However, their popularity will make it more likely you’ll find a breeder than uses unlawful or dangerous practices on their dogs.
Watch out for puppy mills that don’t offer enough space for their Schnauzers. As a positive, an abused or bored Schnauzer will be vocal about their mistreatment.
Reputable breeders will have information about the pup’s parents available on their website or if you ask them.
It’s a red flag if they don’t want to provide health records or won’t let you visit where the puppies spend most of their time.
You can find Standard Schnauzer puppies for sale at these locations:
- Amy Shaffer – Crivitz Standard Schnauzers LLC
- Castlewood Standard Schnauzers (Northern California)
Adopting a Standard Schnauzer will come with some challenges
Many Standard Schnauzers need a kind and loving home. You will need a lot of patience to train this breed because rescue Schnauzers often have behavioral issues.
Inexperienced dog owners are often unable to handle their temperament.
You will need to spend time training and socializing with your new rescue Schnauzer. They are more likely to distrust strangers and other pets – but that doesn’t mean they can’t grow more affectionate.
Rescue Schnauzer may be clingy.
Still, rehoming is an excellent option because it gives a dog another chance at a happy, healthy life.
If you aren’t worried about the breed’s purity or parentage, you will have a wide range of Schnauzers that will fit well with your family.
There are many rescues dedicated to rehoming Standard Schnauzers; some of them even have puppies.
Before adopting, ask if your new family member has special needs but, most will have few health defects because this breed is often healthy.

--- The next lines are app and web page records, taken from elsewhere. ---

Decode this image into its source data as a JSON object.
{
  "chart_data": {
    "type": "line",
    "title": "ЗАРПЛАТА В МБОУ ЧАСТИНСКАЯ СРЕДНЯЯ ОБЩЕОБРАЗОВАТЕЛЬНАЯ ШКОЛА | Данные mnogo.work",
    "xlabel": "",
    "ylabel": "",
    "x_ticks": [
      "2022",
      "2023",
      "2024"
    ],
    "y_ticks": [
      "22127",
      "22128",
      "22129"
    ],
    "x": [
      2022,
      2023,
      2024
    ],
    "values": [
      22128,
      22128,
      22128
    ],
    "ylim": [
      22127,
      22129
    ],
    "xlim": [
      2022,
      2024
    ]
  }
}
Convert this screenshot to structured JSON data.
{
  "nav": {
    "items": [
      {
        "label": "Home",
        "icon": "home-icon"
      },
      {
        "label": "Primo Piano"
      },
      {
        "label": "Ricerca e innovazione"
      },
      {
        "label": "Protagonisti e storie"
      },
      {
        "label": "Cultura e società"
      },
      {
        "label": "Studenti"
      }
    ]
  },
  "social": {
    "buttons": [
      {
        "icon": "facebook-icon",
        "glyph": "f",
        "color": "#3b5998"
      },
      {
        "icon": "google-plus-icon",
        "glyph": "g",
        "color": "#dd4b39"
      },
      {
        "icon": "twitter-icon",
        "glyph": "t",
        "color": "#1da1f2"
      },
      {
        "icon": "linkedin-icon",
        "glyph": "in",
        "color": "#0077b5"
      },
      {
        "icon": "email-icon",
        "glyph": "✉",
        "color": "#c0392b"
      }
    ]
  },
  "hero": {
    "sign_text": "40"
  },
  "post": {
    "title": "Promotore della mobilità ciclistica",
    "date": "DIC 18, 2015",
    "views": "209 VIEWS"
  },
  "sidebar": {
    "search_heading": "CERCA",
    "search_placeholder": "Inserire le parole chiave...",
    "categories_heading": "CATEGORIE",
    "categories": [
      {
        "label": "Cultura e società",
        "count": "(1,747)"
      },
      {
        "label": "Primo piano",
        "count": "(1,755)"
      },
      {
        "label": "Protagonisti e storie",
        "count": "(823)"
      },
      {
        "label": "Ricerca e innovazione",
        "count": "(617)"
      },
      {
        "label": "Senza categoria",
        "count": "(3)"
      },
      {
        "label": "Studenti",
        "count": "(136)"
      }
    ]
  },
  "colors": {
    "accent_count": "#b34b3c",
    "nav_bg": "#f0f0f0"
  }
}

Here are a few places that will have Standard Schnauzers for sale:
- Schnauzer Club of America (USA)
- American Miniature Schnauzer Club (USA)
Is the temperamental Schnauzer for you?
The Standard Schnauzer can be an all-around companion and guard dog or a temperamental barker if you don’t socialize them.
With proper training, they will be affectionate, active, and alert watchdogs that are content sleeping by your side.
On the other hand, Schnauzers have high exercise requirements, need constant attention, and are initially uncomfortable around strangers and other pets.
First-time dog owners should find a less needy breed that can’t adjust to the Schnauzer. If you don’t play your cards right, they could become manipulative and stubborn.
If you’re capable of giving the Schnauzer the love and care they deserve, consider adding them to your family.
What do you think of the Standard Schnauzer? Do you enjoy their free-spirited independence? Tell us about it below (and attach a photo of your pet, because we’d love to see them)!
Further reading: Schnauzer mixes
- Schooodle – Schnauzer Poodle mix
- Snorkie – Schnauzer Yorkie mix
- Provide a link to our article about “Schnauzer mixes”
Cess is the Head of Content Writing at K9 Web and a passionate dog care expert with over 5 years of experience in the Pet Industry. With a background in animal science, dog training, and behavior consulting, her hands-on experience and extensive knowledge make her a trusted source for dog owners.
When not writing or leading the K9 Web content team, Cess can be found volunteering at local shelters and participating in dog-related events.